Kutna Hora’s Church of Bones is a tiny church, a little way out of town, built in the 12th century on the grounds of the Sedlec Monastery (which was founded in 1142). The church and its surrounding cemetery were originally just used by the monks, but then, in 1278, the abbot of the Sedlec Monastery went on a diplomatic mission to the Holy Land. He brought back to the monastery a handful of earth from Golgotha (where Jesus was crucified), which he sprinkled over the cemetery. This made being buried in the Sedlec Cemetery very popular and the number of graves soon reached 10,000 or more (which is A LOT given how tiny the cemetery really is). To further worsen the congestion, a further 30,000 plague victims were buried there during the 14th century. 


The Sedlec Church & Cemetery.


The Sedlec Cemetery is still used today.



Eventually the crowding in the cemetery got so bad that, in 1511, the monastery’s abbot ordered the graves dug up and an ossuary built below the existing church for all the bones. The story goes that the bones from the 40,000+ abolished graves were then arranged in piles and used to create some truly amazing structures by a half blind, slightly deranged monk.
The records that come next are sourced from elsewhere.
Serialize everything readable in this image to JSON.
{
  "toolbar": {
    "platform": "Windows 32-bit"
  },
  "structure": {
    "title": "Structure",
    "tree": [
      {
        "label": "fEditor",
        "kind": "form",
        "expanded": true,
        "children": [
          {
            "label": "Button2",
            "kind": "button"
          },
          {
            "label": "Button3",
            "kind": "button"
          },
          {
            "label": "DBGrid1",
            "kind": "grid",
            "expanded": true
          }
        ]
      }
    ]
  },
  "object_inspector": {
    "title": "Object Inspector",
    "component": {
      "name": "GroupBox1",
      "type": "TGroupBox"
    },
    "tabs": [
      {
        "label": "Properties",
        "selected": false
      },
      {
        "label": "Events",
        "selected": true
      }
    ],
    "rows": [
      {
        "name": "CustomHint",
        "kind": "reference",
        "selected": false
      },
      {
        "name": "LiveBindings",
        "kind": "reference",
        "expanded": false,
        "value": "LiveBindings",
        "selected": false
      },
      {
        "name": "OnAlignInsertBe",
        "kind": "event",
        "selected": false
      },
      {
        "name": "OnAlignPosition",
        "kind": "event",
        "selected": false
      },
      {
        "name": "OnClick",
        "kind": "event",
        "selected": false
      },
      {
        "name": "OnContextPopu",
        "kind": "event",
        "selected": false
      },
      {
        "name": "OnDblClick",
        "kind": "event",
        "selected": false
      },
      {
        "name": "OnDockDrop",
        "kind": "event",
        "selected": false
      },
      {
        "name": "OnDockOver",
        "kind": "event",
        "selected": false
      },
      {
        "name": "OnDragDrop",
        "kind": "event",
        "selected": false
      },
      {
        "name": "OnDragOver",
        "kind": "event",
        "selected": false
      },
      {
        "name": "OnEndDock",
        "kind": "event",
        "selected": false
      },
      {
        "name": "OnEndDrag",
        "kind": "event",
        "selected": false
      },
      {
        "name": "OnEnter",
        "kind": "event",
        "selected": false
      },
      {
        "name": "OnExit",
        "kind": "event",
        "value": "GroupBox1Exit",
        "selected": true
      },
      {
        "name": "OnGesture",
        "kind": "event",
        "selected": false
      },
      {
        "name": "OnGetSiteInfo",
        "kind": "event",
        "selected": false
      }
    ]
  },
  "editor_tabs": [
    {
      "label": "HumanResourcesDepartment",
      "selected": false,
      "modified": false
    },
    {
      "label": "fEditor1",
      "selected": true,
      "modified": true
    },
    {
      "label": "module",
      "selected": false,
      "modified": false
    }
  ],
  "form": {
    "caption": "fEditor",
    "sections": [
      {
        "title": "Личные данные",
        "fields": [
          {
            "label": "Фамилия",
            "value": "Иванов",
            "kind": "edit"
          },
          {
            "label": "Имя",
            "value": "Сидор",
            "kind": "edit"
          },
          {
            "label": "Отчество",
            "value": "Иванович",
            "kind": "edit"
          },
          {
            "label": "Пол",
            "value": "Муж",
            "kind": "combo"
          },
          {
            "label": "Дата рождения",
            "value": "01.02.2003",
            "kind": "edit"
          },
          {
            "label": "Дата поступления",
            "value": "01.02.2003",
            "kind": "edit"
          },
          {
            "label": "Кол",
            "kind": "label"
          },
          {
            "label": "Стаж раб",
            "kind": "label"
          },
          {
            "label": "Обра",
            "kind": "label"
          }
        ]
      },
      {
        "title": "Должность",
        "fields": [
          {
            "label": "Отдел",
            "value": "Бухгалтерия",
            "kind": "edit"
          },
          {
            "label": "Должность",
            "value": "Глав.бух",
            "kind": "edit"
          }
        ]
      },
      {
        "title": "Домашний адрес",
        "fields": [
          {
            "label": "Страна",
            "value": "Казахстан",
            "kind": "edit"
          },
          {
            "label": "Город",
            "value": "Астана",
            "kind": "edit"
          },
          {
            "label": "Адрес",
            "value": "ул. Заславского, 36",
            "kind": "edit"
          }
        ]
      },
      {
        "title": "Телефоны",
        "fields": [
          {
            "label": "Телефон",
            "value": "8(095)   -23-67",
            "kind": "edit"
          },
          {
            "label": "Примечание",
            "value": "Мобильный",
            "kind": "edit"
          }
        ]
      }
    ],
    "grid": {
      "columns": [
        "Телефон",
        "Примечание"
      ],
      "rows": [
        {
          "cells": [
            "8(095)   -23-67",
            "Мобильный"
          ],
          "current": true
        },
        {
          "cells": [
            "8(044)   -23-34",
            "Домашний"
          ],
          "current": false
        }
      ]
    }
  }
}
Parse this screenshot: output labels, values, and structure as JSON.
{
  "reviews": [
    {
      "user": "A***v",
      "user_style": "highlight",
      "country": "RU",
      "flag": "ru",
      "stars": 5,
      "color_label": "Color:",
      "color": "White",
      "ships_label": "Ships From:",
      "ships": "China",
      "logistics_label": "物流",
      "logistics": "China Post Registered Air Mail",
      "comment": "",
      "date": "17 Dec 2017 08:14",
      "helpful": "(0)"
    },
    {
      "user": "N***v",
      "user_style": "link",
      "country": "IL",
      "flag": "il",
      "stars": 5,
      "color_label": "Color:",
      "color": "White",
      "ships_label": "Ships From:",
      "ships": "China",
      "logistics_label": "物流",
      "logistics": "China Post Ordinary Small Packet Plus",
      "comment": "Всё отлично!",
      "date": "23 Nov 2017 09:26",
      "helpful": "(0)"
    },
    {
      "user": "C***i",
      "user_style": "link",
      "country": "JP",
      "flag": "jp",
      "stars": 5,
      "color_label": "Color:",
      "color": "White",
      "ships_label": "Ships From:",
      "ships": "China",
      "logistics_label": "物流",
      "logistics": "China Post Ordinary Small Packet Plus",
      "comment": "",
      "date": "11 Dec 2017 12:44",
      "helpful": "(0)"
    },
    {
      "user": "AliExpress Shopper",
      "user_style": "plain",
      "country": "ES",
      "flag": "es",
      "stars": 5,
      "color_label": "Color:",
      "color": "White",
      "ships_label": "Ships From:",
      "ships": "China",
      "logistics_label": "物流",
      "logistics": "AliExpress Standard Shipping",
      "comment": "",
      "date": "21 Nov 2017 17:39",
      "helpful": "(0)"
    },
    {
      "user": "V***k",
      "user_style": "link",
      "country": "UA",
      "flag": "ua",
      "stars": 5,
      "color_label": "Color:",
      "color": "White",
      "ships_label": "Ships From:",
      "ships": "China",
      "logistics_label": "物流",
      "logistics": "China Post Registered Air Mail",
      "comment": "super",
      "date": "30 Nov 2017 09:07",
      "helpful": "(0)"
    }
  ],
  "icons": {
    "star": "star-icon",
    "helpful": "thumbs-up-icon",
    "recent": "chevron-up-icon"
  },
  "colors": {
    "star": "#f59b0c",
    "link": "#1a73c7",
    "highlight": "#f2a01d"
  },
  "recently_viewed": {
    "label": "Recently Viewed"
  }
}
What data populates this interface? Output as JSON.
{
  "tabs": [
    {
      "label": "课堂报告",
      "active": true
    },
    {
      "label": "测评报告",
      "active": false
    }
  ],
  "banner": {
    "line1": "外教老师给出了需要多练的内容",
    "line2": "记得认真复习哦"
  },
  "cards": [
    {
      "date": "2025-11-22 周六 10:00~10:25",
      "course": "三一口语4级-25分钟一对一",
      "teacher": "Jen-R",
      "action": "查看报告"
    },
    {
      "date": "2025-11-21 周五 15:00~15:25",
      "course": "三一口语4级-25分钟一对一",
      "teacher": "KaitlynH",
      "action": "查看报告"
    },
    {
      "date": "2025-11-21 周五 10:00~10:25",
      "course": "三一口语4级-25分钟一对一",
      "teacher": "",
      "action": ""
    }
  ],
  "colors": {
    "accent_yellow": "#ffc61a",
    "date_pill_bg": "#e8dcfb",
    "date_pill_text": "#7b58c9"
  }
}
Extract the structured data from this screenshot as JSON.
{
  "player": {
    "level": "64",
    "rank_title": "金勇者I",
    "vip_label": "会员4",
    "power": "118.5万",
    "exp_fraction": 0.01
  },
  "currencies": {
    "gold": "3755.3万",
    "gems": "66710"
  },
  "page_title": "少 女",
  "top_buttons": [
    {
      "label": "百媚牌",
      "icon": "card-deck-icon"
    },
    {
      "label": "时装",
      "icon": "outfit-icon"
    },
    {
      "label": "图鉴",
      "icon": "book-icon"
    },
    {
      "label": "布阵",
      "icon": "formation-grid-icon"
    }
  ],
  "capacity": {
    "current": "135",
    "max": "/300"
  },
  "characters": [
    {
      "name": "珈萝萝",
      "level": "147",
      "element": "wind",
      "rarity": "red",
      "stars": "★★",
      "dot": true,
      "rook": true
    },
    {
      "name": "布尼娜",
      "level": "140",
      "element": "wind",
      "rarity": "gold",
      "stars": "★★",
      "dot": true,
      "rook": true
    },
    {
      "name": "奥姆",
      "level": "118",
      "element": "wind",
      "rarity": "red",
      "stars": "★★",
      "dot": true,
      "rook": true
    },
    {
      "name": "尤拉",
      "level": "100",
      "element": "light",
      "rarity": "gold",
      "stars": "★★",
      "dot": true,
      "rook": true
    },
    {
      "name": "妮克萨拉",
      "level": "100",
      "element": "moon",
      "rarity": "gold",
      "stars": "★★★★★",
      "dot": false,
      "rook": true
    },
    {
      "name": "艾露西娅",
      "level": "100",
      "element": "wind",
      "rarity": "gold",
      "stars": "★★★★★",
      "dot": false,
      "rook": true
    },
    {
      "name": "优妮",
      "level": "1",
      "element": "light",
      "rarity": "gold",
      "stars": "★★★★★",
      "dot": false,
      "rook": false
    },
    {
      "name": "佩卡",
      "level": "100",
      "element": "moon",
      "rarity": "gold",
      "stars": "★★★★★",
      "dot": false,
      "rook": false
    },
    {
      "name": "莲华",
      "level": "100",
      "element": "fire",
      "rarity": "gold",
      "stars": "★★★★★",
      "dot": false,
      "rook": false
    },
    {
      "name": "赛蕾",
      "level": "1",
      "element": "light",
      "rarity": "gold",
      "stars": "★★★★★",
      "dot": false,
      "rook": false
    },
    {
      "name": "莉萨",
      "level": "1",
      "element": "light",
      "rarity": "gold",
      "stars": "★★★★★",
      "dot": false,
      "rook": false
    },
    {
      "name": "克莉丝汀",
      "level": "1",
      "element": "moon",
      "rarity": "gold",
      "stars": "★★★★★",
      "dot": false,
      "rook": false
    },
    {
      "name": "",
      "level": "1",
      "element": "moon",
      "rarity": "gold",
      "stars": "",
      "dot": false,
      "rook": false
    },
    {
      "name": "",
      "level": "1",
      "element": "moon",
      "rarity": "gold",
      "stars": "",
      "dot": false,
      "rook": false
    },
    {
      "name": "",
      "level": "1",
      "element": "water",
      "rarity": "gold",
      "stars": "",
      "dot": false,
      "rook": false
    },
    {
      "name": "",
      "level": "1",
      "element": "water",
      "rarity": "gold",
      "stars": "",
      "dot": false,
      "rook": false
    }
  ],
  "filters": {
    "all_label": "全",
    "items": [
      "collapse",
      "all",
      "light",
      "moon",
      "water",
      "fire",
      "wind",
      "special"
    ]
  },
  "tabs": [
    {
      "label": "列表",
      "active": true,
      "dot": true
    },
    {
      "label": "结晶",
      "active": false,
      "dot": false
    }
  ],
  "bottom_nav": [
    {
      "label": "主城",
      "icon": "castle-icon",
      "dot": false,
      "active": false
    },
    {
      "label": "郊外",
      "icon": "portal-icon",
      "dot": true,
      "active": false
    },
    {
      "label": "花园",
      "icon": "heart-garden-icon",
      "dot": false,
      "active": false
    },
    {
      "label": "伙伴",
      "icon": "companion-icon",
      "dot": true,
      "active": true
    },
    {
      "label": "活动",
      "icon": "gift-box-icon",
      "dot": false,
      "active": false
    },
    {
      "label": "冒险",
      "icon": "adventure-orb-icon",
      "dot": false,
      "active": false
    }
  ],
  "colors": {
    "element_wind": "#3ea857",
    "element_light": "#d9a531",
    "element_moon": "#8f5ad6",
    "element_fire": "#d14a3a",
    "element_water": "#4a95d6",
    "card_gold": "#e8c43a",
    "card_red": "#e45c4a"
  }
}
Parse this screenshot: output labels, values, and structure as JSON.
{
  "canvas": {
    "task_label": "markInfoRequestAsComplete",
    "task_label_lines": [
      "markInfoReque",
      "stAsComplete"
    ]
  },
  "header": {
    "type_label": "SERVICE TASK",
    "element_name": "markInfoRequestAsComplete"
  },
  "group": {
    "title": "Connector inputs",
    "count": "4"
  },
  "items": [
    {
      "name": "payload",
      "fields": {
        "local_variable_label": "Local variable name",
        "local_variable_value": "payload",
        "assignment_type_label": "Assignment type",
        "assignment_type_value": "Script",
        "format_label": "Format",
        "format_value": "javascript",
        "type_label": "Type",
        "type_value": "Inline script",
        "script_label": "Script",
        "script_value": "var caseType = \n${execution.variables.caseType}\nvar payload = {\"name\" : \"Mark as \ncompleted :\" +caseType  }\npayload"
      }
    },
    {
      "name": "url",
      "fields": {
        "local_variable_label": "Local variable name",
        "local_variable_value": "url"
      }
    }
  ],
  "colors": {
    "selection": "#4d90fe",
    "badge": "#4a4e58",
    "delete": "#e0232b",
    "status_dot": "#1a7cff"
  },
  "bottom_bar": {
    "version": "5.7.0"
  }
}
Exactly what his intentions were and why he designed such fantastic arrangements of bones, is not known, though his efforts have most certainly created something unique and fascinating.  


The skulls of many of the dead formerly buried in the cemetery are used to decorate the arches in the ossuary.


Skulls and femurs artfully used to create fantastical arrangements.


Bones were even used to create a copy of the local lords’ herald.



We expected the Sedlec Ossuary to be quite scary and creepy, and certainly it is a little macabre, but it’s also amazing and beautiful in its own way. The plaque by the door of the ossuary puts in quite well I think: “This church is not a celebration of death. It symbolises the equality of people before the throne of God.”


“This church is not a celebration of death. It symbolises the equality of people before the throne of God.”


The Earthly remains of more than 40,000 people were used to decorate the ossuary.


Using bones to decorate a church is certainly unconventional!



Overall we had an amazing day visiting Kutna Hora and its churches. The grand Gothic architecture of St Barbara’s, the bright airiness of the Church of Our Lady, and the bone sculptures of the Sedlec Ossuary have all left their impression on us, and certainly made for a memorable day. Tomorrow we leave Prague with our tour group, and head by train up into the mountains to spend the day hiking and getting back to nature. See you then! 


A great day in Kutna Hora.


3 replies »

Leave a Reply

Fill in your details below or click an icon to log in: Logo

You are commenting using your account. Log Out /  Change )

Twitter picture

You are commenting using your Twitter account. Log Out /  Change )

Facebook photo

You are commenting using your Facebook account. Log Out /  Change )

Connecting to %s

This site uses Akismet to reduce spam. Learn how your comment data is processed.